                                                                      2. I have never eaten a McDonald's cheeseburger, so I have no association of dried onions to their product. What exactly do they do with the onions that is so memorable?

                                                                        As to using dried onions, most of the ones I use are either ones I've dehydrated myself, or Penzeys dried shallots.

                                                                        One thing I like to do with them is sprinkle a few on top of a bowl of tomato soup, rather than using croutons. They add a nice little crunch and flavour. Other uses are when I don't have fresh on hand: veggie or turkey chili, soups, stews, turkey meatloaf, turkey burgers, salad dressings, sometimes in devilled egg filling or an egg salad.

                                                                        1. At the moment, I wouldn't substitute dried onion for fresh, and fresh onions certainly last long enough. Like someone said, a lot of meals wouldn't seem right without sauteeing onions as a first step.

                                                                          Dried onion is used in things like dry roasted peanuts as a flavoring and is certianly nice enough I suppose.

                                                                          1. Asian markets sell clear plastic jars of fried shallots, garlic, and red onion. These range from tiny bits like supermarket dehydrated minced, to the size bits in French's/Durkee's canned french-fried onions. They are much cheaper than the American version. Good mixed with bread crumbs for breading, topping salads and casseroles, in omelets, and as a garnish on creamed/pureed soups.

                                                                            1 Reply
                                                                            1. re: greygarious

                                                                              Thanks for pointing that out. The asian market is always the place that I stock up on fresh shallots and garlic at a great price, but with your post I realized that I'd never explored the shelves for the dried/fried versions.

                                                                              A corollary horizon of concentrated onion-family flavors now opens.

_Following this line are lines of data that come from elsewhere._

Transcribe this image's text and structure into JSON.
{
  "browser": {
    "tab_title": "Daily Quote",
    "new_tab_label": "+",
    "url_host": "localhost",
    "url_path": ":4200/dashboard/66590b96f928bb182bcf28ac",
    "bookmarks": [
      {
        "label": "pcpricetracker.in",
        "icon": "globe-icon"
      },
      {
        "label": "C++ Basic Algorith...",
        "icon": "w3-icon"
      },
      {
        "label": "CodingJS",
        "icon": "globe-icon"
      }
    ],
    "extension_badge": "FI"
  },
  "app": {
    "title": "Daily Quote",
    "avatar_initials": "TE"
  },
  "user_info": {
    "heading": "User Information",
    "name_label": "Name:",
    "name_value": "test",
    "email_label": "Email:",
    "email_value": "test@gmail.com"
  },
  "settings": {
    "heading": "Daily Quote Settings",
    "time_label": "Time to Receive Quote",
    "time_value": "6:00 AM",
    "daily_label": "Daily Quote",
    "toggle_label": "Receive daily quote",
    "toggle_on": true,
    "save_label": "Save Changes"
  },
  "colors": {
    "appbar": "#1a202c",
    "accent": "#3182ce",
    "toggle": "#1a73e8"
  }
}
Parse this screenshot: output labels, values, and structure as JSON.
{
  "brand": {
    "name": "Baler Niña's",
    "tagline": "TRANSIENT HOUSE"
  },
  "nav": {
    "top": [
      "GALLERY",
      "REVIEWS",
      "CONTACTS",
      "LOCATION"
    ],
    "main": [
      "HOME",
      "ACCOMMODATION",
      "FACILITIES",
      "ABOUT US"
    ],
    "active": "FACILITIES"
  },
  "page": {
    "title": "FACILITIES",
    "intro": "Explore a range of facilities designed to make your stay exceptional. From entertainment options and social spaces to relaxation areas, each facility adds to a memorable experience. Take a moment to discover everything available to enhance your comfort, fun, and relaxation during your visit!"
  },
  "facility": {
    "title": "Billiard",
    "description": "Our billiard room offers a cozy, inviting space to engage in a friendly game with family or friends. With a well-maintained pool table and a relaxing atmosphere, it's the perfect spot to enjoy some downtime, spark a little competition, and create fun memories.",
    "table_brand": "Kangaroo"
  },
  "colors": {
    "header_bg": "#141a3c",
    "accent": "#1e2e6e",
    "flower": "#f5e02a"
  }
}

                                                                            2. They sometimes "call to me" from my shelf because I remember them from the white-walled, steel-countered neighborhood hamburger joint of my youth. Every now and then I'll throw a few into a meat loaf. But really, that's all.